Exercise details
Each of the entries below should be written out exactly as it reads.

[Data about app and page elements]
^^^^^^^^^^^^^^^^
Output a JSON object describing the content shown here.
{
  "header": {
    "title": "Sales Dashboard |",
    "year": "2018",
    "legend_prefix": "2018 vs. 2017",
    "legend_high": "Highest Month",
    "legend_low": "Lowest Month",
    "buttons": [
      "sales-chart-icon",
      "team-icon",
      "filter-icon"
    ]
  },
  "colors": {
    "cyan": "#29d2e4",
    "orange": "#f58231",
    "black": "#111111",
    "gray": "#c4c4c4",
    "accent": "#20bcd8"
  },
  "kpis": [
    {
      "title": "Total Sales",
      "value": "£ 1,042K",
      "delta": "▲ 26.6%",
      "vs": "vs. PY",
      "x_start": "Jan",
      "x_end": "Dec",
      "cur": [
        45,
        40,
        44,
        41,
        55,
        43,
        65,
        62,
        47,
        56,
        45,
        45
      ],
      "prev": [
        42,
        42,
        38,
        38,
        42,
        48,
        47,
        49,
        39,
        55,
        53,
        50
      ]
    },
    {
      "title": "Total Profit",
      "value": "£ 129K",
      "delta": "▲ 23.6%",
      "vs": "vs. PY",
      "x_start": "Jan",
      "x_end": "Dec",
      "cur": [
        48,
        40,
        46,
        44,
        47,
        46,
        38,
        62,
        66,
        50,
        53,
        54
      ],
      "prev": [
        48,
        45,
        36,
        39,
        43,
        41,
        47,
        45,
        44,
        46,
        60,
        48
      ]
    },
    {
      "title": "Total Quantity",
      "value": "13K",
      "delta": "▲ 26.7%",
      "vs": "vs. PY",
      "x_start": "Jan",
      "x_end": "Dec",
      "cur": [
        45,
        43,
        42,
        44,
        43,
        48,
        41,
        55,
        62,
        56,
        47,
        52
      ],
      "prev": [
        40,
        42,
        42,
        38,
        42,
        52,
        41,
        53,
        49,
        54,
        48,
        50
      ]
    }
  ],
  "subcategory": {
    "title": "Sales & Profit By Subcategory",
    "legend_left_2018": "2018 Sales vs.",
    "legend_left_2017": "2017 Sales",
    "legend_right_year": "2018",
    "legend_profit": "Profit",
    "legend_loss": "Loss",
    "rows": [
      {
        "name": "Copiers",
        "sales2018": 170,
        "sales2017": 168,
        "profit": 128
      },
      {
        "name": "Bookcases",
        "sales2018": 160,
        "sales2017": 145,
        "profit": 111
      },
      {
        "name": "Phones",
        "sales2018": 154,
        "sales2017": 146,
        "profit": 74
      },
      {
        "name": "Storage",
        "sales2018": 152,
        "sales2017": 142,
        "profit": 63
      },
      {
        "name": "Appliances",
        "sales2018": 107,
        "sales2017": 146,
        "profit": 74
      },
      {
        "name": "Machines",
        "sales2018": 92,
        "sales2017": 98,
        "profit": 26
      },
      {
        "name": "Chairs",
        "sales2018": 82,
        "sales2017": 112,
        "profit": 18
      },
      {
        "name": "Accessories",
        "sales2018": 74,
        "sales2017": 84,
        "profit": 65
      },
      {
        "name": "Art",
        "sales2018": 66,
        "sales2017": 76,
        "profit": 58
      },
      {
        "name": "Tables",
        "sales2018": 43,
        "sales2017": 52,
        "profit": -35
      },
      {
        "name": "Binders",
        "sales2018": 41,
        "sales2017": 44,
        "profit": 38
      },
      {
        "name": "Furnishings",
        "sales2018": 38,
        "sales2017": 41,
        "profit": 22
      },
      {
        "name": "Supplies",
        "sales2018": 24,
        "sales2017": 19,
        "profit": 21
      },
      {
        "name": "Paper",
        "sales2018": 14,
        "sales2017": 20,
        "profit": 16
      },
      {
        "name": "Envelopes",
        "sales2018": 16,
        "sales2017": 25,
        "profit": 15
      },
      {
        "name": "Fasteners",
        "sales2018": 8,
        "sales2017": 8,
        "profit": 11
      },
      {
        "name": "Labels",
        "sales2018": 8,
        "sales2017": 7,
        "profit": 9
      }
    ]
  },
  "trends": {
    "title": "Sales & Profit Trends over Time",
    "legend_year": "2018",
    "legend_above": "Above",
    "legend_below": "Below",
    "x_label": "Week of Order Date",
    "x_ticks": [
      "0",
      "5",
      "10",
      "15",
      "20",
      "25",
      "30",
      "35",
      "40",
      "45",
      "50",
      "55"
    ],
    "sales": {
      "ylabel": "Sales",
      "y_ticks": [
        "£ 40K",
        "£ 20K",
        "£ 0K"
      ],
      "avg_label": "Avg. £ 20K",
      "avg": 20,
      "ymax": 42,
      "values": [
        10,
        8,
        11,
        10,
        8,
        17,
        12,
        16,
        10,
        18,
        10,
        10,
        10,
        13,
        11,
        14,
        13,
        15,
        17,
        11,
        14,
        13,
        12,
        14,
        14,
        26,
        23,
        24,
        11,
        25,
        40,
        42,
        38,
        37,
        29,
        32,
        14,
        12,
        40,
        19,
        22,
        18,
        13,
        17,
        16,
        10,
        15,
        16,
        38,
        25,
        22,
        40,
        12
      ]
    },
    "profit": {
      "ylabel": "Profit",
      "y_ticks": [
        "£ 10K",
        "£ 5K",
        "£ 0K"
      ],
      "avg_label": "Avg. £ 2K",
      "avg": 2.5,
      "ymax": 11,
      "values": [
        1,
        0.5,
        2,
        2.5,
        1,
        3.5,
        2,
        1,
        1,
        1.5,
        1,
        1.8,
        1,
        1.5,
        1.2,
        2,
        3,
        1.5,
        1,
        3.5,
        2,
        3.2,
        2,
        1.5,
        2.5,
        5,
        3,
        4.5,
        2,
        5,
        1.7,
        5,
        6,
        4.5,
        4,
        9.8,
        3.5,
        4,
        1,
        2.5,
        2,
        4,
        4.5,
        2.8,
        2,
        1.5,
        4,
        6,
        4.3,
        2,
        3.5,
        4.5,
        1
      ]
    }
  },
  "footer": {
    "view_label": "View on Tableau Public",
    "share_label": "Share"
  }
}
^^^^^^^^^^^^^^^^
Response area
Output a JSON object describing the content shown here.
{
  "header": {
    "title": "Sales Dashboard |",
    "year": "2018",
    "legend_prefix": "2018 vs. 2017",
    "legend_high": "Highest Month",
    "legend_low": "Lowest Month",
    "buttons": [
      "sales-chart-icon",
      "team-icon",
      "filter-icon"
    ]
  },
  "colors": {
    "cyan": "#29d2e4",
    "orange": "#f58231",
    "black": "#111111",
    "gray": "#c4c4c4",
    "accent": "#20bcd8"
  },
  "kpis": [
    {
      "title": "Total Sales",
      "value": "£ 1,042K",
      "delta": "▲ 26.6%",
      "vs": "vs. PY",
      "x_start": "Jan",
      "x_end": "Dec",
      "cur": [
        45,
        40,
        44,
        41,
        55,
        43,
        65,
        62,
        47,
        56,
        45,
        45
      ],
      "prev": [
        42,
        42,
        38,
        38,
        42,
        48,
        47,
        49,
        39,
        55,
        53,
        50
      ]
    },
    {
      "title": "Total Profit",
      "value": "£ 129K",
      "delta": "▲ 23.6%",
      "vs": "vs. PY",
      "x_start": "Jan",
      "x_end": "Dec",
      "cur": [
        48,
        40,
        46,
        44,
        47,
        46,
        38,
        62,
        66,
        50,
        53,
        54
      ],
      "prev": [
        48,
        45,
        36,
        39,
        43,
        41,
        47,
        45,
        44,
        46,
        60,
        48
      ]
    },
    {
      "title": "Total Quantity",
      "value": "13K",
      "delta": "▲ 26.7%",
      "vs": "vs. PY",
      "x_start": "Jan",
      "x_end": "Dec",
      "cur": [
        45,
        43,
        42,
        44,
        43,
        48,
        41,
        55,
        62,
        56,
        47,
        52
      ],
      "prev": [
        40,
        42,
        42,
        38,
        42,
        52,
        41,
        53,
        49,
        54,
        48,
        50
      ]
    }
  ],
  "subcategory": {
    "title": "Sales & Profit By Subcategory",
    "legend_left_2018": "2018 Sales vs.",
    "legend_left_2017": "2017 Sales",
    "legend_right_year": "2018",
    "legend_profit": "Profit",
    "legend_loss": "Loss",
    "rows": [
      {
        "name": "Copiers",
        "sales2018": 170,
        "sales2017": 168,
        "profit": 128
      },
      {
        "name": "Bookcases",
        "sales2018": 160,
        "sales2017": 145,
        "profit": 111
      },
      {
        "name": "Phones",
        "sales2018": 154,
        "sales2017": 146,
        "profit": 74
      },
      {
        "name": "Storage",
        "sales2018": 152,
        "sales2017": 142,
        "profit": 63
      },
      {
        "name": "Appliances",
        "sales2018": 107,
        "sales2017": 146,
        "profit": 74
      },
      {
        "name": "Machines",
        "sales2018": 92,
        "sales2017": 98,
        "profit": 26
      },
      {
        "name": "Chairs",
        "sales2018": 82,
        "sales2017": 112,
        "profit": 18
      },
      {
        "name": "Accessories",
        "sales2018": 74,
        "sales2017": 84,
        "profit": 65
      },
      {
        "name": "Art",
        "sales2018": 66,
        "sales2017": 76,
        "profit": 58
      },
      {
        "name": "Tables",
        "sales2018": 43,
        "sales2017": 52,
        "profit": -35
      },
      {
        "name": "Binders",
        "sales2018": 41,
        "sales2017": 44,
        "profit": 38
      },
      {
        "name": "Furnishings",
        "sales2018": 38,
        "sales2017": 41,
        "profit": 22
      },
      {
        "name": "Supplies",
        "sales2018": 24,
        "sales2017": 19,
        "profit": 21
      },
      {
        "name": "Paper",
        "sales2018": 14,
        "sales2017": 20,
        "profit": 16
      },
      {
        "name": "Envelopes",
        "sales2018": 16,
        "sales2017": 25,
        "profit": 15
      },
      {
        "name": "Fasteners",
        "sales2018": 8,
        "sales2017": 8,
        "profit": 11
      },
      {
        "name": "Labels",
        "sales2018": 8,
        "sales2017": 7,
        "profit": 9
      }
    ]
  },
  "trends": {
    "title": "Sales & Profit Trends over Time",
    "legend_year": "2018",
    "legend_above": "Above",
    "legend_below": "Below",
    "x_label": "Week of Order Date",
    "x_ticks": [
      "0",
      "5",
      "10",
      "15",
      "20",
      "25",
      "30",
      "35",
      "40",
      "45",
      "50",
      "55"
    ],
    "sales": {
      "ylabel": "Sales",
      "y_ticks": [
        "£ 40K",
        "£ 20K",
        "£ 0K"
      ],
      "avg_label": "Avg. £ 20K",
      "avg": 20,
      "ymax": 42,
      "values": [
        10,
        8,
        11,
        10,
        8,
        17,
        12,
        16,
        10,
        18,
        10,
        10,
        10,
        13,
        11,
        14,
        13,
        15,
        17,
        11,
        14,
        13,
        12,
        14,
        14,
        26,
        23,
        24,
        11,
        25,
        40,
        42,
        38,
        37,
        29,
        32,
        14,
        12,
        40,
        19,
        22,
        18,
        13,
        17,
        16,
        10,
        15,
        16,
        38,
        25,
        22,
        40,
        12
      ]
    },
    "profit": {
      "ylabel": "Profit",
      "y_ticks": [
        "£ 10K",
        "£ 5K",
        "£ 0K"
      ],
      "avg_label": "Avg. £ 2K",
      "avg": 2.5,
      "ymax": 11,
      "values": [
        1,
        0.5,
        2,
        2.5,
        1,
        3.5,
        2,
        1,
        1,
        1.5,
        1,
        1.8,
        1,
        1.5,
        1.2,
        2,
        3,
        1.5,
        1,
        3.5,
        2,
        3.2,
        2,
        1.5,
        2.5,
        5,
        3,
        4.5,
        2,
        5,
        1.7,
        5,
        6,
        4.5,
        4,
        9.8,
        3.5,
        4,
        1,
        2.5,
        2,
        4,
        4.5,
        2.8,
        2,
        1.5,
        4,
        6,
        4.3,
        2,
        3.5,
        4.5,
        1
      ]
    }
  },
  "footer": {
    "view_label": "View on Tableau Public",
    "share_label": "Share"
  }
}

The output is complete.